5.6.4 Document D3 (see the abstract in English and figures 1 and 2, tables 1 and 2, of the original document) discloses the synthesis of ozone in an oxygen stream, the method comprising the generation of plasma using an inter-electrode distance d in the range of from 0.2 to 0.6 mm. However, D3 does not disclose the oxygen gas pressure in the gap, let alone a gas pressure p of 1.7 atm or more, and pays no attention to the value of product pd. Moreover, the values indicated regarding applied energy input per volume and time (see tables 1 and 2, columns 3 and 4) and the achieved ozone yields achieved (tables 1 and 2, rightmost column) appear to be very low compared to those implicit to the process of claim 1 at issue (compare to Figure 11 of the application in suit).

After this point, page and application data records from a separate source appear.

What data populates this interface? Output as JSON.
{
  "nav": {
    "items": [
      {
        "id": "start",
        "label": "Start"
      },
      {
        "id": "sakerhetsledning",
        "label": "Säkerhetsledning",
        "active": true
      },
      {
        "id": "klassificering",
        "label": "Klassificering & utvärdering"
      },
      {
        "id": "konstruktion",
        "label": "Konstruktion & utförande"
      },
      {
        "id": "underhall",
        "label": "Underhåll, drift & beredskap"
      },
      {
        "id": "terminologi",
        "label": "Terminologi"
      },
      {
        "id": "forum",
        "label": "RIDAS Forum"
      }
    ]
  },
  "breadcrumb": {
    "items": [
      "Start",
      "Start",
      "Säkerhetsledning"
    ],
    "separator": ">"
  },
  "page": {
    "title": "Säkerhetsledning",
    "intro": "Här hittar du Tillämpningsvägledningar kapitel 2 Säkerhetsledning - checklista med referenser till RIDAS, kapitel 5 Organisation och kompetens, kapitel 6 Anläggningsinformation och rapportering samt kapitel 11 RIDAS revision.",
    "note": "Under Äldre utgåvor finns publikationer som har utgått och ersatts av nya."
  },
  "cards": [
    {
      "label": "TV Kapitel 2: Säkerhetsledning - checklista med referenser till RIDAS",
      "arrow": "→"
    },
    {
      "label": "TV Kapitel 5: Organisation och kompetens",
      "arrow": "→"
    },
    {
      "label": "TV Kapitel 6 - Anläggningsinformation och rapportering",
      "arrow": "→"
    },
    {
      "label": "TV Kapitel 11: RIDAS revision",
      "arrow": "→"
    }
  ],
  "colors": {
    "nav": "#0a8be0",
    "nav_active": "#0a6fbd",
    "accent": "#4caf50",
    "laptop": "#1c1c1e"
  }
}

5.6.5 Document D4 (see the English PAJP and WPI abstracts and Figures 3 to 6 of the document in Japanese) discloses the generation of ozone in a oxygen containing gas stream using silent discharge and pays attention to the product pd of pressure and gap size. However, as confirmed by the appellant at the oral proceedings, air is mentioned as the feed gas, and the disclosed values for d are in the range of from 1.20 to 4.75 mm (see Figures 3 to 5). The recommended value for the product pd is set in the range of from 150 to 250 cm . mm Hg (see the abstracts), and the lowest pd value disclosed is 93.6 cm mm Hg (see Figure 3). The energy input is low, compared to the value of about 50 Wmin/Nl required according to Figure 11 of the application in suit) the highest values applied according to D4 being below 0.4 Wh/l (see Figures 3 to 5).
5.6.6 D5 discloses (see the WPI abstract in English and Figures 2 to 5) the generation of ozone in an air stream and also pays attention to the product pd of pressure and gap size. However, as confirmed by the appellant at the oral proceedings, D5 describes the treatment of an air stream. Experimental runs were carried out in gaps with d = 2.3 or 3.7 mm at pressures p of 1, 1.6 or 2 atmospheres, the product pd being 5 mm atm (as indicated in the abstract), i.e. about 0.5 .760 = 380 cm mm Hg or less.
5.6.7 Document D6 investigates the efficiency of ozone generation in inter alia oxygen gas using silent discharge in gaps with d = 3.0 to 0.1 mm (see page 645, Figure 3). However, all experimental runs described in document D6 were carried out at atmospheric pressure (see page 644, section "II. EXPERIMENTAL ARRANGEMENT") and lead to rather low maximum ozone concentrations of up to 30 % . 10**(-3)(see Figure 3), to be compared to the at least about 100 mg/Nl achieved according to Figure 11 of the application in suit. Under said experimental conditions, the optimum gap size was found to be in the range of from 0.8 to 1.1 mm (see page 648, Figure 7 and first subsequent sentence).
5.7 The board concludes that the subject-matter of claim 1 involves an inventive step (Articles 52(1) and 56 EPC).
6. Hence, the appellant's (main) request is allowable.
For these reasons it is decided that:
1. The decision under appeal is set aside.
2. The case is remitted to the department of first instance with the order to grant a patent on the basis of the main request filed at the oral proceedings and a description and drawings to be adapted where necessary.